The enemies of Resident Evil are the best part though. It’s wonderful to fight against straight zombies again, and in the narrow corridors of the Spencer Mansion with low ammo they’re definitely a threat, even with just one of them. As you progress more creatures get introduced such as undead dogs, murderous crows, poisonous snakes, really really big poisonous snakes, and the occasional boss character or strange one-off creature.
The biggest deal for Remake though was the introduction of the Crimson Head zombies. If you kill a zombie but don’t blow their head off with a shotgun or set them on fire (using a lighter and a canteen full of kerosene) then later in the game they’ll come back as stronger, faster, harder and more terrifying Crimson Heads. This was an absolutely fantastic idea and it still provides an aura of dread while backtracking and an unwillingness to take on zombies in case they return before you can burn them. It baffles me that Capcom never used Crimson Heads in any mainline Resident Evil game again as they’re a highlight. However the one downside is that it’s very difficult to get a headshot as the aiming here is still terrible.
I think you'd call that a murder of crows
So, the big question at last: what has changed for the HD Remastered edition? Well, most obviously it looks nicer, with options for widescreen, 60 FPS, higher resolutions than the GameCube could handle, and slightly improved textures. The biggest optional (but on by default) addition though is a brand new “alternate” control scheme that ditches the tank controls that infected the entire fixed-camera-angles genre (see also Grim Fandango) in favour of a more natural “push in the direction where you want your character to go” control scheme, with all the other buttons mapped like more recent games in the series. While this scheme is a little confusing with the constantly moving camera angles it’s very welcome.

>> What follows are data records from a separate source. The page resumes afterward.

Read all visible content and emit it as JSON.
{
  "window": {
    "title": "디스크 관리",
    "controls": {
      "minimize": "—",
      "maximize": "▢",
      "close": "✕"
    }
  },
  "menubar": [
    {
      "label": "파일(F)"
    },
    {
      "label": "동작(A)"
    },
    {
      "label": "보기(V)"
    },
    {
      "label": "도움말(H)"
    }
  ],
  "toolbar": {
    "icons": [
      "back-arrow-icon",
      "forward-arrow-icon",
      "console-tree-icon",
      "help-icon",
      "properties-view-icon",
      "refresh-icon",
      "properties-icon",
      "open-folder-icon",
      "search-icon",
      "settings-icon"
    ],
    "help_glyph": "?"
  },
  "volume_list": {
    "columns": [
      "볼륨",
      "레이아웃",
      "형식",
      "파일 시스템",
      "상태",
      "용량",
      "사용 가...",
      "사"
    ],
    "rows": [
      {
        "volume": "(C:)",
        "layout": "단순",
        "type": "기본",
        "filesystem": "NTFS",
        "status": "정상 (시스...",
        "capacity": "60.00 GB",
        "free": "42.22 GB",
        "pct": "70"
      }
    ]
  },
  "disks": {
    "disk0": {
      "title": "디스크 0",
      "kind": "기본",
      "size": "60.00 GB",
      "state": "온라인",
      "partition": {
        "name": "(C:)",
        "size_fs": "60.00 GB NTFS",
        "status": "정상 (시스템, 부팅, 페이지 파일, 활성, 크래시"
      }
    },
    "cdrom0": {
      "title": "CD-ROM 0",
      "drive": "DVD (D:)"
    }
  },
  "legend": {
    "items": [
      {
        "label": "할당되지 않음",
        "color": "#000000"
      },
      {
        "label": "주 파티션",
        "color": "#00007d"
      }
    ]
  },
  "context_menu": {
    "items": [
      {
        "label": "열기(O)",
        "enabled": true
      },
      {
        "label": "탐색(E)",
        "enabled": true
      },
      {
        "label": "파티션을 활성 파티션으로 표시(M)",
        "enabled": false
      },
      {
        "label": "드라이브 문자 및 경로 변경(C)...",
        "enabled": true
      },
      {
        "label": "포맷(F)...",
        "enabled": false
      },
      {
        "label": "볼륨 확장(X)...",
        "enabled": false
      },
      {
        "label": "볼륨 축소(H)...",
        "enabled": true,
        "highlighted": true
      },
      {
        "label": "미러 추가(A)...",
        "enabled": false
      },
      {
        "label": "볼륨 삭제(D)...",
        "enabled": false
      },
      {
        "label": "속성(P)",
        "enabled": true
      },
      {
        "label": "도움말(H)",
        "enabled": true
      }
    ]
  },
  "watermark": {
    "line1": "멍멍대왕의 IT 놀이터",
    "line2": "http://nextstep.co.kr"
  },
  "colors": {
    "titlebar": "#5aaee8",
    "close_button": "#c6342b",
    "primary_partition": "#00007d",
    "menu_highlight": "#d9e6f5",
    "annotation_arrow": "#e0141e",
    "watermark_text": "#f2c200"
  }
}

Other than these though don’t expect the actual game to be any different from the 2002 GameCube version.
RESIDENT EVIL HD REMASTERED VERDICT
I find it interesting that 2002 Capcom completely remade a beloved title so it felt like a new game, whereas 2015 Capcom just re-releases a 13-year-old remake with a controls, widescreen and texture patch. Nevertheless despite being aged in the voice-acting, aiming, and not-telling-you-anything-you-need-to-remember departments Resident Evil is still a fantastic game. While the fixed camera angles and the adventure-game like puzzles will shock more recent series fans it’s all still enjoyable, and the Crimson Head zombies, the great and ever-surprising design and the atmosphere ensures the remake feels like a unique entry in the series. I haven’t even mentioned the two giant campaigns for Chris and Jill which play completely differently, especially if you finish one before starting the other, so there’s value for money here too. While the “HD Remastered” tag feels a little hollow, if you just consider this a slightly updated re-release of a fantastic game then I can heartily recommend Resident Evil HD Remastered. Just remember to have a notebook and pen handy.
TOP GAME MOMENT
The first time a presumed dead zombie gets up in front of you as a more powerful Crimson Head, and you scream like a little girl. I did and I’ve played the damn game before.
The original remake is still fantastic, and the Crimson Head zombies in particular are amazing.
Improved controls are quite welcome admittedly.
Not a very exciting "HD Remaster" altogether. Prerendered movies in particular haven't been touched at all and look terrible.
Too much to remember, if you're not playing constantly you need a pen and paper handy.